Illinois is one of just two states in the country—Wyoming is the other—where regulators have no authority over rate changes, bill proponents said today. The 10 largest auto insurers in Illinois collectively hiked rates by more than $1 billion just last year as the industry scrambles to respond to rising claims costs, Illinois PIRG Director Abe Scarr said.
"We simply don’t have the tools in place to enforce accountability for insurance companies," Cervantes said at the press conference.
Industry groups in a long statement blasted the bill as "bad public policy."
"This bill is a combination of prohibitions and requirements that will harm consumers, reduce competition and increase litigation," according to the response by the Illinois Insurance Association, the American Property Casualty Insurance Association and the National Association of Mutual Insurance Companies. "To enforce the provisions of this legislation, a massively expanded state bureaucracy to carry out these regulations will be necessary, the cost of which is also borne by consumers.
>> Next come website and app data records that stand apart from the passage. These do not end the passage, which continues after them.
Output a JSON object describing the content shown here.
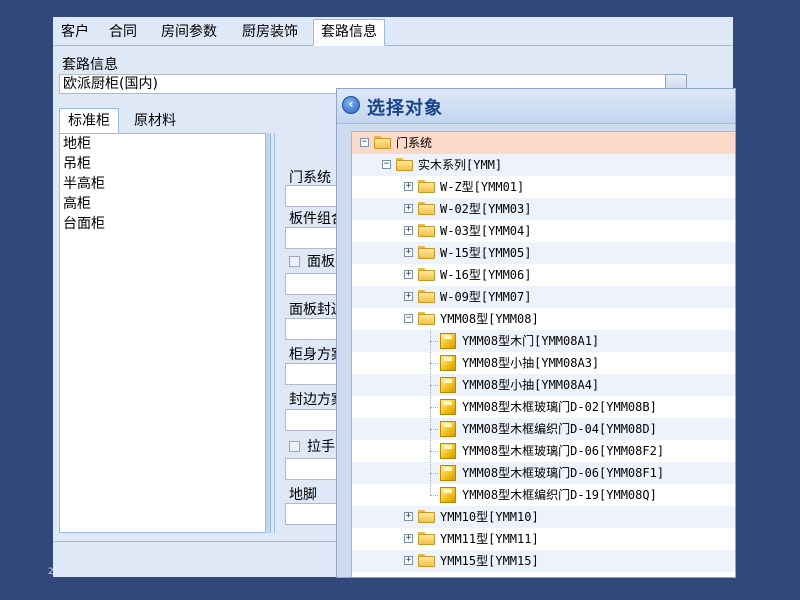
{
  "main_tabs": [
    {
      "label": "客户",
      "active": false
    },
    {
      "label": "合同",
      "active": false
    },
    {
      "label": "房间参数",
      "active": false
    },
    {
      "label": "厨房装饰",
      "active": false
    },
    {
      "label": "套路信息",
      "active": true
    }
  ],
  "route": {
    "label": "套路信息",
    "value": "欧派厨柜(国内)"
  },
  "sub_tabs": [
    {
      "label": "标准柜",
      "active": true
    },
    {
      "label": "原材料",
      "active": false
    }
  ],
  "cabinet_list": [
    "地柜",
    "吊柜",
    "半高柜",
    "高柜",
    "台面柜"
  ],
  "form_labels": {
    "door_system": "门系统",
    "panel_combo": "板件组合",
    "panel_check": "面板",
    "panel_edge": "面板封边",
    "body_scheme": "柜身方案",
    "edge_scheme": "封边方案",
    "handle_check": "拉手",
    "foot": "地脚"
  },
  "slide_number": "2",
  "dialog": {
    "title": "选择对象",
    "icon": "back-arrow-icon",
    "tree": [
      {
        "text": "门系统",
        "level": 0,
        "kind": "folder",
        "toggle": "-",
        "selected": true
      },
      {
        "text": "实木系列[YMM]",
        "level": 1,
        "kind": "folder",
        "toggle": "-"
      },
      {
        "text": "W-Z型[YMM01]",
        "level": 2,
        "kind": "folder",
        "toggle": "+"
      },
      {
        "text": "W-02型[YMM03]",
        "level": 2,
        "kind": "folder",
        "toggle": "+"
      },
      {
        "text": "W-03型[YMM04]",
        "level": 2,
        "kind": "folder",
        "toggle": "+"
      },
      {
        "text": "W-15型[YMM05]",
        "level": 2,
        "kind": "folder",
        "toggle": "+"
      },
      {
        "text": "W-16型[YMM06]",
        "level": 2,
        "kind": "folder",
        "toggle": "+"
      },
      {
        "text": "W-09型[YMM07]",
        "level": 2,
        "kind": "folder",
        "toggle": "+"
      },
      {
        "text": "YMM08型[YMM08]",
        "level": 2,
        "kind": "folder",
        "toggle": "-"
      },
      {
        "text": "YMM08型木门[YMM08A1]",
        "level": 3,
        "kind": "item"
      },
      {
        "text": "YMM08型小抽[YMM08A3]",
        "level": 3,
        "kind": "item"
      },
      {
        "text": "YMM08型小抽[YMM08A4]",
        "level": 3,
        "kind": "item"
      },
      {
        "text": "YMM08型木框玻璃门D-02[YMM08B]",
        "level": 3,
        "kind": "item"
      },
      {
        "text": "YMM08型木框编织门D-04[YMM08D]",
        "level": 3,
        "kind": "item"
      },
      {
        "text": "YMM08型木框玻璃门D-06[YMM08F2]",
        "level": 3,
        "kind": "item"
      },
      {
        "text": "YMM08型木框玻璃门D-06[YMM08F1]",
        "level": 3,
        "kind": "item"
      },
      {
        "text": "YMM08型木框编织门D-19[YMM08Q]",
        "level": 3,
        "kind": "item"
      },
      {
        "text": "YMM10型[YMM10]",
        "level": 2,
        "kind": "folder",
        "toggle": "+"
      },
      {
        "text": "YMM11型[YMM11]",
        "level": 2,
        "kind": "folder",
        "toggle": "+"
      },
      {
        "text": "YMM15型[YMM15]",
        "level": 2,
        "kind": "folder",
        "toggle": "+"
      }
    ]
  }
}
The legislation will have exactly the opposite effect that the proponents seek."
The measure also would bar insurers from setting rates based in part on consumer attributes having nothing to do with their driving record. Those include credit scores, where drivers live, marital status and age.
"Those factors just have no place in setting rates," Guzzardi said.
The insurance lobby in Illinois traditionally has easily blocked initiatives like this. With two auto insurance giants, State Farm and Allstate, headquartered in the state and each employing thousands here, lawmakers have been reluctant to take action the companies oppose.
But there arguably has never been a year like 2022, at least in terms of auto insurance rate hikes. Leading that charge has been Northbrook-based Allstate, which raised average premiums for individual policyholders by hundreds of dollars just in the past year.
State Farm, which insures about one in three Illinois vehicles, increased auto rates three separate times last year, collectively increasing average annual premiums by nearly $130.
The next two largest insurers, Geico and Progressive, also substantially hiked prices.
The industry says there’s a reason for the higher prices. The costs to settle claims has soared, and many auto insurers are losing money.
"Changing Illinois’ rating law will not change the economics or crash statistics that drive the cost of insurance in the state," the industry groups said. Over history, auto insurance rates in Illinois have been in the middle third of states across the country, the industry says.
Insurance rates differ from state to state, with regulators in each state overseeing changes in different ways. Some require prior approval before rate hikes can take effect. Others allow the companies to hike their rates when they file but have authority to overrule those price changes after the fact. Illinois simply requires insurers to provide notice of the new prices and give regulators next to no say over the matter.
One issue that hampers industry critics is the difficulty in determining the states where a national insurer like Allstate makes money and the states where it doesn’t.
With insurance oversight here far more lax than in other states, there’s suspicion that companies are hiking rates more in Illinois than in states where there are more regulatory hurdles.
The industry emphasizes that car insurance is highly competitive in Illinois, so consumers can respond to sharp rate hikes by switching. Many fail to do that, though. Retention at Allstate remains at nearly 90% nationally despite multiple rate hikes in most states over the past 18 months.
Advocates for Guzzardi’s bill say it addresses a civil rights issue as well. William McNary, co-director of Citizen Action Illinois, said today that a driver with the same attributes and driving record living in Chicago’s majority-Black Austin neighborhood will see their car insurance costs drop substantially if they move just a few blocks west to affluent Oak Park.
Illinois PIRG’s Scarr described it as "redlining through insurance rates."
Responded the industry groups: "By using the variety of rating factors currently in use, insurers can assess drivers’ risks more accurately and price their product based on the likelihood and severity of insurance claims. The use of these tools benefits consumers and is the fairest way to set Insurance rates. . . .If insurers are unable to utilize risk factors when determining rates, it will lead to a one-size-fits-all approach to pricing, eliminating competition in the marketplace, and ultimately driving prices up for all consumers."
via Crain’s Chicago Business
February 8, 2023 at 08:14PM